Fail Alsynov heads a group that promotes Bashkir language, culture, and equal rights for Bashkirs.
Fail Alsynov heads a group that promotes Bashkir language, culture, and equal rights for Bashkirs.

UFA, Russia -- A court in Russia's Republic of Bashkortostan has postponed the trial of a prominent local activist, Fail Alsynov, after a court-appointed Bashkir-Russian interpreter was unable to properly translate the hearing.

The preliminary hearing on November 20 lasted until 10 p.m. because translator Firdausa Gazizova was very slow and, according to the defense, was misinterpreting the judge's questions and the defendant's answers.

The halting hearing and the postponement underscored hurdles and tension in regions where the first language of large portions of the population is their native tongue rather than Russian.

Judge Tatyana Mukhina, an ethnic Russian, rejected the defense request to use its own interpreter.
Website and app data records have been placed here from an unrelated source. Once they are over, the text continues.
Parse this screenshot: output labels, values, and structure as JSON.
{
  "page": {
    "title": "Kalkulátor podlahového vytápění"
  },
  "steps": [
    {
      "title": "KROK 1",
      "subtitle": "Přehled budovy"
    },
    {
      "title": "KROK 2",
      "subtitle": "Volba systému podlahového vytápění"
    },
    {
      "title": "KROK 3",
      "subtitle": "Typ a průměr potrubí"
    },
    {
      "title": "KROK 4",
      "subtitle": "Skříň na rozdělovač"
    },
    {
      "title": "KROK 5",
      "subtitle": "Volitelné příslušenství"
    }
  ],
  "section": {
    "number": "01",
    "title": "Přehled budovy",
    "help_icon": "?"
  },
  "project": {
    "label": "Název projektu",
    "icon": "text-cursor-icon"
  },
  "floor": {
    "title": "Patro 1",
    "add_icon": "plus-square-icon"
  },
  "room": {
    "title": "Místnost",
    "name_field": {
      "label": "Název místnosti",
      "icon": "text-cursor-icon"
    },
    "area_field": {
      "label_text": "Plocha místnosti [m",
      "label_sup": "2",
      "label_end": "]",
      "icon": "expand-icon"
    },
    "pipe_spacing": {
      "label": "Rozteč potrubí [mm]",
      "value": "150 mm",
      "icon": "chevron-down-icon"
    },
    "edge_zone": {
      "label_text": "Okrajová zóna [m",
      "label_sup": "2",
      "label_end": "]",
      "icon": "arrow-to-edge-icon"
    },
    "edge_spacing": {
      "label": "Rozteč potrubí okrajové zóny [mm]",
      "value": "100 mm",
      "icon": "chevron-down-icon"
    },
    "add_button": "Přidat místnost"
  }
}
But after the hearing dragged on long after dark, she adjourned the trial until November 22.

Alsynov, the leader of the cultural organization Bashqort, is charged with organizing an unsanctioned public gathering in late September in the village of Temas, where local residents clashed with seasonal workers from the Chechnya region.

Alsynov -- whose organization promotes Bashkir language, culture, and equal rights for Bashkirs -- demanded the trial be held in his native Bashkir language, saying that his Russian was not good enough.
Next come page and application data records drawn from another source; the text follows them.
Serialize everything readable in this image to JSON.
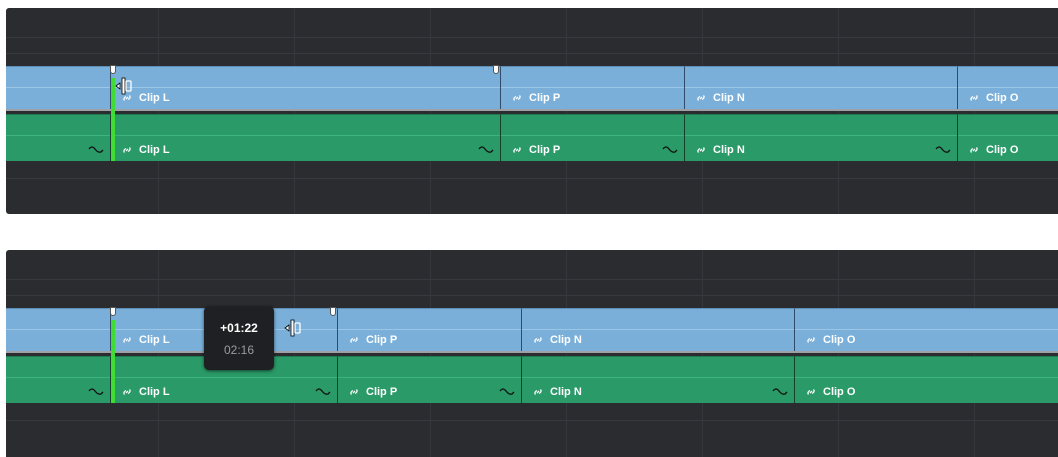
{
  "colors": {
    "panel_bg": "#2b2c30",
    "video_clip": "#79afd9",
    "audio_clip": "#2a9a68",
    "trim_edge": "#3fdd33"
  },
  "icons": [
    "link-icon",
    "waveform-icon",
    "trim-cursor-icon",
    "clip-handle"
  ],
  "top_timeline": {
    "video_clips": [
      {
        "label": ""
      },
      {
        "label": "Clip L"
      },
      {
        "label": "Clip P"
      },
      {
        "label": "Clip N"
      },
      {
        "label": "Clip O"
      }
    ],
    "audio_clips": [
      {
        "label": ""
      },
      {
        "label": "Clip L"
      },
      {
        "label": "Clip P"
      },
      {
        "label": "Clip N"
      },
      {
        "label": "Clip O"
      }
    ]
  },
  "bottom_timeline": {
    "video_clips": [
      {
        "label": ""
      },
      {
        "label": "Clip L"
      },
      {
        "label": "Clip P"
      },
      {
        "label": "Clip N"
      },
      {
        "label": "Clip O"
      }
    ],
    "audio_clips": [
      {
        "label": ""
      },
      {
        "label": "Clip L"
      },
      {
        "label": "Clip P"
      },
      {
        "label": "Clip N"
      },
      {
        "label": "Clip O"
      }
    ],
    "tooltip": {
      "offset": "+01:22",
      "duration": "02:16"
    }
  }
}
All Alsynov's statements and speeches at the public gathering in question were in Bashkir, not Russian.

Tension over language has increased in the past year or so in Russia's so-called "ethnic" regions, where indigenous groups make up a large portion of the population.

President Vladimir Putin said in July 2017 that children in these regions must not be forced to learn languages that are not their mother tongues, and ordered prosecutors to determine whether that was taking place.

That led to moves by officials to abolish mandatory indigenous-language classes in the regions.

The move caused an outcry in Bashkortostan and other regions where local languages have official status alongside Russian.

About one-third of Bashkortostan's 4 million residents are Bashkir, while 39 percent are ethnic Russians and 25 percent are Tatars.